## Try it
When the word "Board" shows up in a line of the data below, copy that whole line.

## Supplied material

····················

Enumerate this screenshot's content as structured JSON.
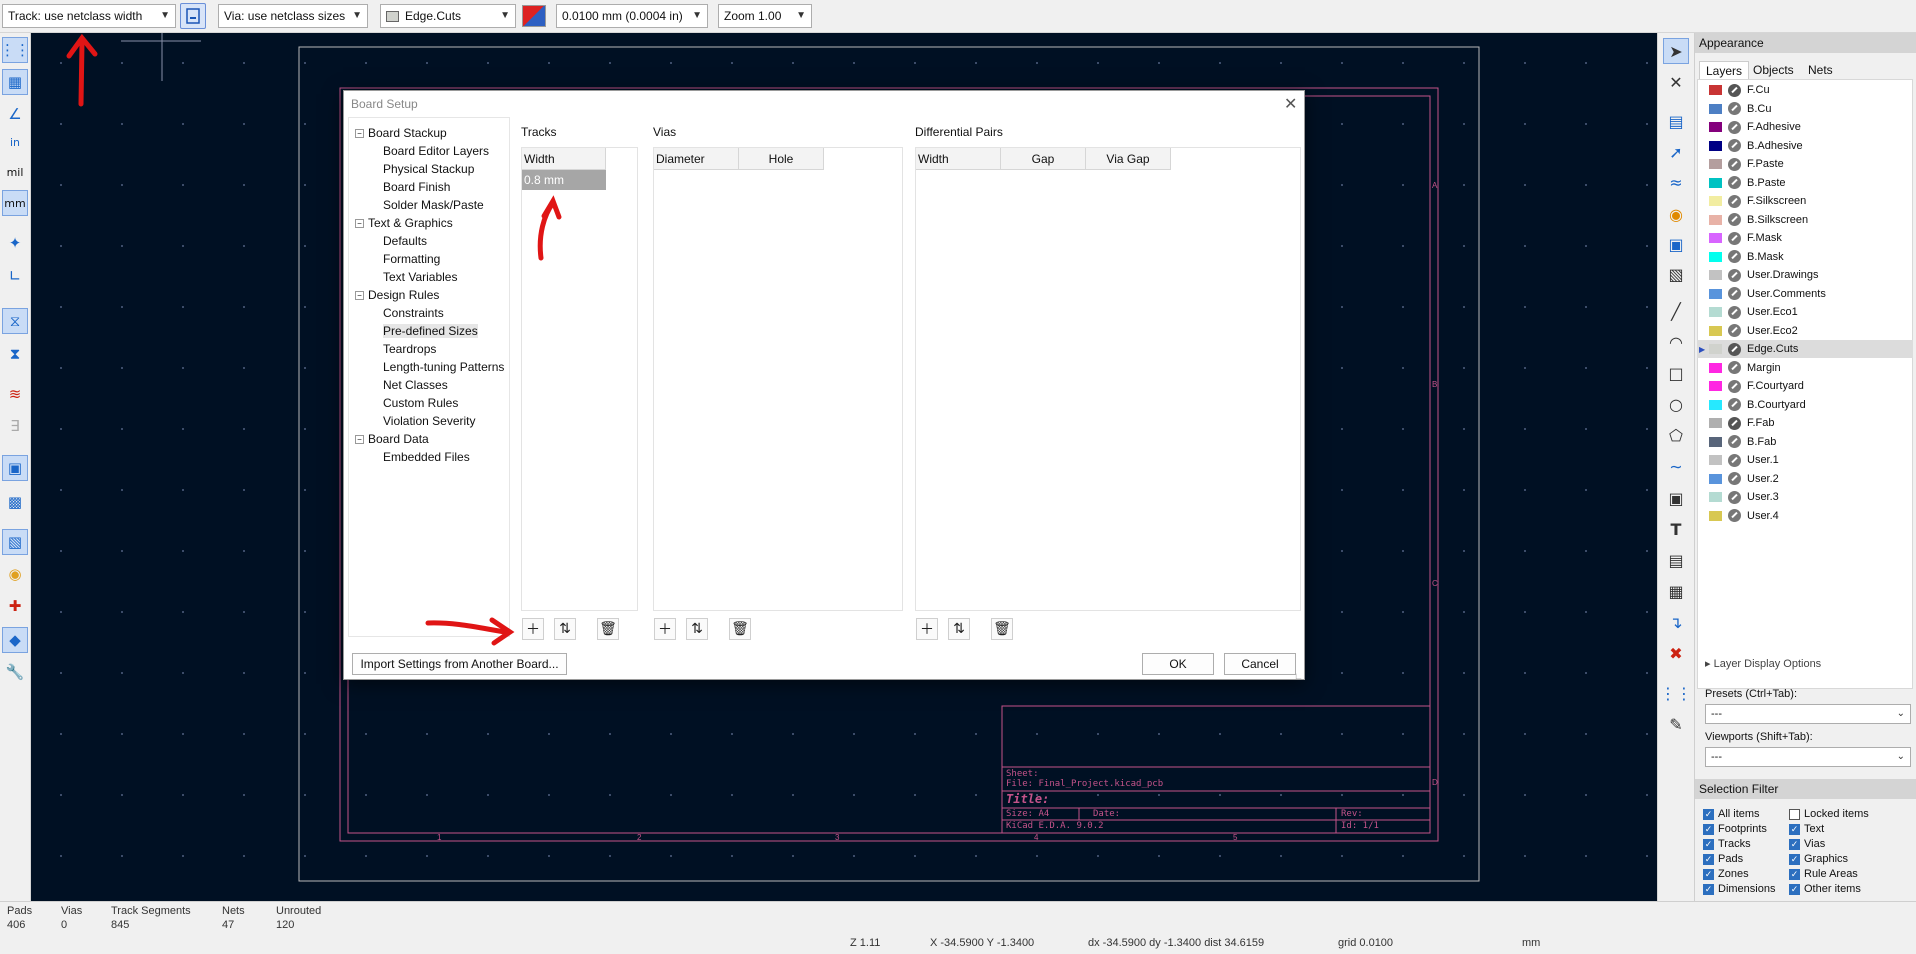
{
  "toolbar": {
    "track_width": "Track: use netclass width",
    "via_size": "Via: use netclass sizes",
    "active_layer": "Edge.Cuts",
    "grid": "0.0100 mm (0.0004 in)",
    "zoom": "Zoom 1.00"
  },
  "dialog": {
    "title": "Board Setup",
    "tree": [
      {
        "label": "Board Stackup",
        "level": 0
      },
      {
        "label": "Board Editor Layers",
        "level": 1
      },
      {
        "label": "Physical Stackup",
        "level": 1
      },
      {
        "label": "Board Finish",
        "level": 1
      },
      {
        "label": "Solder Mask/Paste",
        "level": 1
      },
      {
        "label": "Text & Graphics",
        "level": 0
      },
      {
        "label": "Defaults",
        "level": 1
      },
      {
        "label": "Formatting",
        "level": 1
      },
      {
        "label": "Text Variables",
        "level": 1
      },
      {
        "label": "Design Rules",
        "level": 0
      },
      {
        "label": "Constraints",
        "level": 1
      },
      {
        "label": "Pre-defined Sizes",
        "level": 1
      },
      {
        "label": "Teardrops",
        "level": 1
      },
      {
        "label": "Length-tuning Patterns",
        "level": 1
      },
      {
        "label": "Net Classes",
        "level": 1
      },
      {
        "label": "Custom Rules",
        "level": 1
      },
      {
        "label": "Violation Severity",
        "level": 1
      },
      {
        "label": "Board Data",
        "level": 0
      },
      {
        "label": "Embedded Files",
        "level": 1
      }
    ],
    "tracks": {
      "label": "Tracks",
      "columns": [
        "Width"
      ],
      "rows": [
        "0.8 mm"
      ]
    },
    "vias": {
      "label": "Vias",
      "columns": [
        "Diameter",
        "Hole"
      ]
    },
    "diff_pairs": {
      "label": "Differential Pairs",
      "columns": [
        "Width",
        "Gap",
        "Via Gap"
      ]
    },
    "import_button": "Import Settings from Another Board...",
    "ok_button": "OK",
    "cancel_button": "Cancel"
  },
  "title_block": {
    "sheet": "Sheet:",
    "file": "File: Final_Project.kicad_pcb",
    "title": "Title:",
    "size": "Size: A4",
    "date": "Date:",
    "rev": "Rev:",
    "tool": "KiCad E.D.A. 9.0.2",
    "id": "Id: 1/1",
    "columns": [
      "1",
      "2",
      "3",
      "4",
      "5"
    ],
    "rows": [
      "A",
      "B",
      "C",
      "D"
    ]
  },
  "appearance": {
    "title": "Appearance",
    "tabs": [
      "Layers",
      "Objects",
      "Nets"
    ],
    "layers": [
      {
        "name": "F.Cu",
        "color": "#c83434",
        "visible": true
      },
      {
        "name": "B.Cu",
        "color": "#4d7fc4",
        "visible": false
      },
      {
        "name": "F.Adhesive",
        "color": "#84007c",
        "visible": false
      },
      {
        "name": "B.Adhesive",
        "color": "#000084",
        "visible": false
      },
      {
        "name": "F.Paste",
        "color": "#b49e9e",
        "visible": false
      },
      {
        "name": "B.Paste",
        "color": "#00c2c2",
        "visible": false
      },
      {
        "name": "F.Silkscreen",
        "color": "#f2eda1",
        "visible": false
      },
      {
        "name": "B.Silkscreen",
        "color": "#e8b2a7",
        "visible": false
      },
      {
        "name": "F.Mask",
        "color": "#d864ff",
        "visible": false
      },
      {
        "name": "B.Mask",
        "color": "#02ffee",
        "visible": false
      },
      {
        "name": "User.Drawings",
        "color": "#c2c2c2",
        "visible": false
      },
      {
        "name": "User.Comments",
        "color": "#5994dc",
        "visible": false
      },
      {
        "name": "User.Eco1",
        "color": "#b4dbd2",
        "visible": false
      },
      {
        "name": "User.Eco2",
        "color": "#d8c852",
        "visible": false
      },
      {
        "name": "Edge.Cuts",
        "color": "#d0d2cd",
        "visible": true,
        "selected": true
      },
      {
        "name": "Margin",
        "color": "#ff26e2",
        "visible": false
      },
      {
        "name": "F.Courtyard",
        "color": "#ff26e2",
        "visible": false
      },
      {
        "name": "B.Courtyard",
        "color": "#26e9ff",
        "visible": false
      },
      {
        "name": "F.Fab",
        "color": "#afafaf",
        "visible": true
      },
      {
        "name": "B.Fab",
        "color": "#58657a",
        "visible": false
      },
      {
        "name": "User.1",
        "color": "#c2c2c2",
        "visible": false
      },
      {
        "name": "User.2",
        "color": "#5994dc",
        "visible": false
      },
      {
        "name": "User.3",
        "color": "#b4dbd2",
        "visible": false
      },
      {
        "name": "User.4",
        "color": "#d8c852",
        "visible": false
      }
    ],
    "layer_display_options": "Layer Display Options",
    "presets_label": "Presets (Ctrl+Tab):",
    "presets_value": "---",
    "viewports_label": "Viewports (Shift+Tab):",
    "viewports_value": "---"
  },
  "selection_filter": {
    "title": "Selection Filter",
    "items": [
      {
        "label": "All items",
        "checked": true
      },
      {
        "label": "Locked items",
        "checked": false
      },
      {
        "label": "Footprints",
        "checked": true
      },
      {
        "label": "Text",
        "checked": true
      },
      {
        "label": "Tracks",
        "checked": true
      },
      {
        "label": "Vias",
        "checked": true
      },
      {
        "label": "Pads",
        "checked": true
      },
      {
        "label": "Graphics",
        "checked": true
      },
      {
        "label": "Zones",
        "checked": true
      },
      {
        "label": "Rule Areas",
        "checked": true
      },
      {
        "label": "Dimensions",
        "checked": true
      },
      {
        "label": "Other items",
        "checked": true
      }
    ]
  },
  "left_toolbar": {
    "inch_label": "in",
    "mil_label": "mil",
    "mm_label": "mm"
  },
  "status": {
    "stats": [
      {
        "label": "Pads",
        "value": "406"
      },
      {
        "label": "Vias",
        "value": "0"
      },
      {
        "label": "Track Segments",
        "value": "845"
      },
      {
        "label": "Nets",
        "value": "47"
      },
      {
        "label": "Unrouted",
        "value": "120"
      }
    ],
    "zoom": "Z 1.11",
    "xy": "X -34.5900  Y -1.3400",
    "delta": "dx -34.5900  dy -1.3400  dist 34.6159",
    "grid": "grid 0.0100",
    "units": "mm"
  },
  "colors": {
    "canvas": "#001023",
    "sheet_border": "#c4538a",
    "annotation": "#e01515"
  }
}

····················

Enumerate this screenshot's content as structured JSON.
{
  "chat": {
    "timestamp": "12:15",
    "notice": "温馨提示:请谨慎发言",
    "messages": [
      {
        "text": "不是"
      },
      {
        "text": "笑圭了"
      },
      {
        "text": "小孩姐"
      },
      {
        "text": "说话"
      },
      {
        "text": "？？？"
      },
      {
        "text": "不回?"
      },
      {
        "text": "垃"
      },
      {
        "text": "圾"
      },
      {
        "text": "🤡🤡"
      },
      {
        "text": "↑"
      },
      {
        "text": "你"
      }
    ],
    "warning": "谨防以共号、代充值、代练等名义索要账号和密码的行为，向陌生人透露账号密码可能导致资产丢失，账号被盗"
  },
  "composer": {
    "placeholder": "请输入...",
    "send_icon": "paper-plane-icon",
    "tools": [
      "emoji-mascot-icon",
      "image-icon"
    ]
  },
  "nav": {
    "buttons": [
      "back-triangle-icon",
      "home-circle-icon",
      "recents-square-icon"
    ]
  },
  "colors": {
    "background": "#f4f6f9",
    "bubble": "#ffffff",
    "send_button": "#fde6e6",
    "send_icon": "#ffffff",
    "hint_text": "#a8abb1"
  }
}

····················

## Final answer
    "title": "Board Setup",
        "label": "Board Stackup",
        "label": "Board Editor Layers",
        "label": "Board Finish",
        "label": "Board Data",
    "import_button": "Import Settings from Another Board...",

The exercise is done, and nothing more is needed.